What to Do (and NOT Do)
Interventions are highly structured processes with clear rules. There’s a reason for this.
Emotions run high on all sides during an intervention. The rules and structure of an intervention exist in order to keep everyone calm, even if your loved one does get combative.
With that in mind, let’s talk about what you should and shouldn’t do during an intervention.
DO Communicate Calmly and Stick to the Script
The point of writing a script is so that you know what to say. If you go on tangents, there’s a stronger chance that you’ll get distracted, get upset, or start making accusations.
No matter what you may feel during the intervention, stick to the script. Read your prepared words and then let the next person take their turn.
That said, you don’t necessarily need to remain silent the whole time. If you do say something, though, it should be constructive. Your interventionist can help you figure out what you can and can’t say beforehand.
And throughout the intervention, you should communicate calmly and openly, even if you are frustrated.
DO NOT Yell, Raise Your Voice, or Get Upset
However, there is a good chance that you will become upset, angry, nervous, frustrated or anything in between.
Whatever you might be feeling, it’s important that you do not raise your voice, yell, or vent your frustrations.
Interventions come at a difficult time for families. Everyone in the room has as many grievances as you do. But speaking in anger or passing judgment won’t make your loved one listen to you.
As soon as you yell, you open the door for your loved one to start arguing. Soon, everyone will be yelling and there’s little chance your loved one will agree to treatment.
DO Maintain Open Body Language
Everything you say in an intervention matters. Even the things you say unconsciously.
Body language goes a long way towards making a person receptive. Try to maintain open body language throughout the intervention.
Your arms and legs should not be crossed in any way. Crossed arms are the biggest indicator of hostility, so keep your arms at your side, in your lap, or moving as you talk.
You should also try to look around, especially at the other person. Looking off to the side of the person is a major sign of being closed off or a lack of receptiveness.
If possible, try to wear loose clothing, as this will help you relax. Take off your jacket or unbutton the top button of your shirt collar so you have room to breathe.
DO NOT Accept Excuses
Finally, you don’t need to be harsh during the intervention, but you shouldn’t accept excuses.
It’s common for people on the receiving end of interventions to try to negotiate. They’ll try to negotiate the circumstances of going to treatment, or offer excuses like “I can’t go until after X is done,” or, “I can’t leave my job/kids/pets.”
Be prepared for these excuses, and don’t accept them as reasons to back down.
You know your bottom line.
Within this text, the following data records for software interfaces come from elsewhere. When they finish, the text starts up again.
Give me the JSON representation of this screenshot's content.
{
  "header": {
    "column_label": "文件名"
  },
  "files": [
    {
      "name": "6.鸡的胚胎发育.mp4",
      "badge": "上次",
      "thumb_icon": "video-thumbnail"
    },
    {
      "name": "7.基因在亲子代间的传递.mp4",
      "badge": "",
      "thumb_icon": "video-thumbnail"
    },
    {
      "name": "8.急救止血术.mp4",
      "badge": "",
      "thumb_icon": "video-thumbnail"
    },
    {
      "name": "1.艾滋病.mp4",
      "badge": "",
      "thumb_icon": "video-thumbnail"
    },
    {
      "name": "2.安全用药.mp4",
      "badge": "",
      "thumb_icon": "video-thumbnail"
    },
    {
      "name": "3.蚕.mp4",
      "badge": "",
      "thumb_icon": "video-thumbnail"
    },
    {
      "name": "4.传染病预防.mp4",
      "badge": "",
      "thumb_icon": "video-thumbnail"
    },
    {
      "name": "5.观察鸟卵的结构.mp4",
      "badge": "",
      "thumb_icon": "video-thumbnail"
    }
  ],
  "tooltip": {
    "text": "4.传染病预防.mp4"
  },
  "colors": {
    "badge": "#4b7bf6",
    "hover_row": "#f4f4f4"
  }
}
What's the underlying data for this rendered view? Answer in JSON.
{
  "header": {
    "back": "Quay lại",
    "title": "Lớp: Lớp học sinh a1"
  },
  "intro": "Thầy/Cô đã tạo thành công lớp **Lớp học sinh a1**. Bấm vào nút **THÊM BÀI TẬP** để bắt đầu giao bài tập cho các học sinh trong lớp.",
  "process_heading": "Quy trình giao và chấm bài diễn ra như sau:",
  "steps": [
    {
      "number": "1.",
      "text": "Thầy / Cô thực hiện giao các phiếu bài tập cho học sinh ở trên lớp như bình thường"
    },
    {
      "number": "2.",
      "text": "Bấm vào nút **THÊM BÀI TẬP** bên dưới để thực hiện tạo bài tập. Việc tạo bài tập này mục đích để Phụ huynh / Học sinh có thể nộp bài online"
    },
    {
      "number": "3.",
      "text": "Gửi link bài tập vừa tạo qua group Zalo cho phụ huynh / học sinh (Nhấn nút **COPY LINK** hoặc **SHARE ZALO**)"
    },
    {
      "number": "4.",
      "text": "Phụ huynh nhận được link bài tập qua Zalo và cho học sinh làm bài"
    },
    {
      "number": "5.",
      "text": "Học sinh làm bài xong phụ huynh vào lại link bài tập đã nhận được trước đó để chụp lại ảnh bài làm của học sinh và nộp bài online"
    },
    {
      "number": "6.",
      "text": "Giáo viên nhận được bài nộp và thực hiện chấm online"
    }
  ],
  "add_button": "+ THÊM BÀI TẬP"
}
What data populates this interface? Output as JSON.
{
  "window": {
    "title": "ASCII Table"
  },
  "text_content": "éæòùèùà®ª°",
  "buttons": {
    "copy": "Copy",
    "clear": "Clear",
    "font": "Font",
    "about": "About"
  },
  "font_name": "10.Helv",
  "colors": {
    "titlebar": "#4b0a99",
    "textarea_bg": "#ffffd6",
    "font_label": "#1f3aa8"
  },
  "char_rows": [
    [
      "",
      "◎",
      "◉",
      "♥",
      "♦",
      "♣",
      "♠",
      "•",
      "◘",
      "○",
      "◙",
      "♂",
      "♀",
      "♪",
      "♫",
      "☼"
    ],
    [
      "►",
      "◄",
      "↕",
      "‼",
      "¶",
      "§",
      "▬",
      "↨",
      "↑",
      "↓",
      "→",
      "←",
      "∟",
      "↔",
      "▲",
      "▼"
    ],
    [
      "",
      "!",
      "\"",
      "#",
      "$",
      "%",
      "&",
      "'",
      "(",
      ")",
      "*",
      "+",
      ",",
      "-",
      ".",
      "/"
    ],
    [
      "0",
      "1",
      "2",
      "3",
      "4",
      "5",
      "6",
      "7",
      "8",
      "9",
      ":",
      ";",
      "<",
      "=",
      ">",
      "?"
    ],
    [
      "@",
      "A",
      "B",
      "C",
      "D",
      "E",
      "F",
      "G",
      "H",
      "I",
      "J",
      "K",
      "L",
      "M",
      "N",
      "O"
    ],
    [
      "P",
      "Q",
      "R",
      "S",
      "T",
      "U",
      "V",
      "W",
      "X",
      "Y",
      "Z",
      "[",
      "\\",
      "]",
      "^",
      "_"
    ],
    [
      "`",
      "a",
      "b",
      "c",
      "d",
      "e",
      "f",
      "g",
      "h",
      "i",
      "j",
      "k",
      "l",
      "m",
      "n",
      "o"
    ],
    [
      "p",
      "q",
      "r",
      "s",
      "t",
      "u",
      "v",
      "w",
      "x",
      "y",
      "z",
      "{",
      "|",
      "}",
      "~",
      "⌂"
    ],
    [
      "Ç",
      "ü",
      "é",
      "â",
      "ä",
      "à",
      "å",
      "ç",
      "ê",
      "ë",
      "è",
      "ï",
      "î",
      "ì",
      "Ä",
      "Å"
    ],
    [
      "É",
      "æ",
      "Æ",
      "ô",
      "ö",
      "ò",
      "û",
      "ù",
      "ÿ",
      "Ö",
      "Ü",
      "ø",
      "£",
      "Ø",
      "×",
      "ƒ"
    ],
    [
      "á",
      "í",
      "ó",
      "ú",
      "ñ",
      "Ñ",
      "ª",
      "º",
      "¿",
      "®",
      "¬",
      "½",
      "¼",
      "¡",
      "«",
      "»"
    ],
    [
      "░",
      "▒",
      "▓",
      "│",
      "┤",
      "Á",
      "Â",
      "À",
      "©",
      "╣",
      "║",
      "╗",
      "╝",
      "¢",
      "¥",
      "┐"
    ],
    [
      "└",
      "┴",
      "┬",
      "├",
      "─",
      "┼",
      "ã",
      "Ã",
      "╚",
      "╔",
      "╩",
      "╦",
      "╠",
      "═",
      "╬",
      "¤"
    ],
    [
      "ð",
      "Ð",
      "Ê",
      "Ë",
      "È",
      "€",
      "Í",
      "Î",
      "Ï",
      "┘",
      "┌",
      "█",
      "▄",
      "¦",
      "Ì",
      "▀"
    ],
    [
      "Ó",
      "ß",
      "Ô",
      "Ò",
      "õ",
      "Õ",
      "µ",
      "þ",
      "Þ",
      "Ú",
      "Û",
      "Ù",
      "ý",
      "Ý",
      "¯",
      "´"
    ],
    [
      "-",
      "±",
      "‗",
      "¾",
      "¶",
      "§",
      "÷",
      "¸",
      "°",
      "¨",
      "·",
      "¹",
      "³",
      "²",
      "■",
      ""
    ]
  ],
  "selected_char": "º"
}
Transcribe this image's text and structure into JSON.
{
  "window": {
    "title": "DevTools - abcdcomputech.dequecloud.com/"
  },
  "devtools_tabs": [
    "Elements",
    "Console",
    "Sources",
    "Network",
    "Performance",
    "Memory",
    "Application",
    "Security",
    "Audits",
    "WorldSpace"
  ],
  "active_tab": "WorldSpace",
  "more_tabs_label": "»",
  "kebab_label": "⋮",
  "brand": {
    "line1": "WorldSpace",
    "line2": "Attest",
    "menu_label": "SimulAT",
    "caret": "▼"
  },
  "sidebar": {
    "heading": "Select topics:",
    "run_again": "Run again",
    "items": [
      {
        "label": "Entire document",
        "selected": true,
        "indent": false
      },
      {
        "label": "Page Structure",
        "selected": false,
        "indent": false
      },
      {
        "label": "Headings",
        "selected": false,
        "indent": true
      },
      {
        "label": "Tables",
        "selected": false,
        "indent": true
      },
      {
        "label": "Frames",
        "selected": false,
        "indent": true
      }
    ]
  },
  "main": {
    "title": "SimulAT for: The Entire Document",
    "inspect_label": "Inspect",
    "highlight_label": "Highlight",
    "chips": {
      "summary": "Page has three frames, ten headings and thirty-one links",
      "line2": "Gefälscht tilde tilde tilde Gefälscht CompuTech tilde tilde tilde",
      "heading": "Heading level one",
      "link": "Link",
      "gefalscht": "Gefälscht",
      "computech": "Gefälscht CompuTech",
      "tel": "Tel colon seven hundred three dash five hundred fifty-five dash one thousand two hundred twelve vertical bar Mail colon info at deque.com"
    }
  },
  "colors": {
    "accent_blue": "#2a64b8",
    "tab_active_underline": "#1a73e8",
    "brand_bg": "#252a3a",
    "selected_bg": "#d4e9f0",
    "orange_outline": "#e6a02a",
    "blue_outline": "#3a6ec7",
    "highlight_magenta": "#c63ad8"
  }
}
You knew it before the intervention. Don’t fall back on it now.
After an Intervention
Now that you know the answer to the question, “What’s an intervention?” you might be preparing to stage one.
If so, you need to be prepared for the next step in treatment.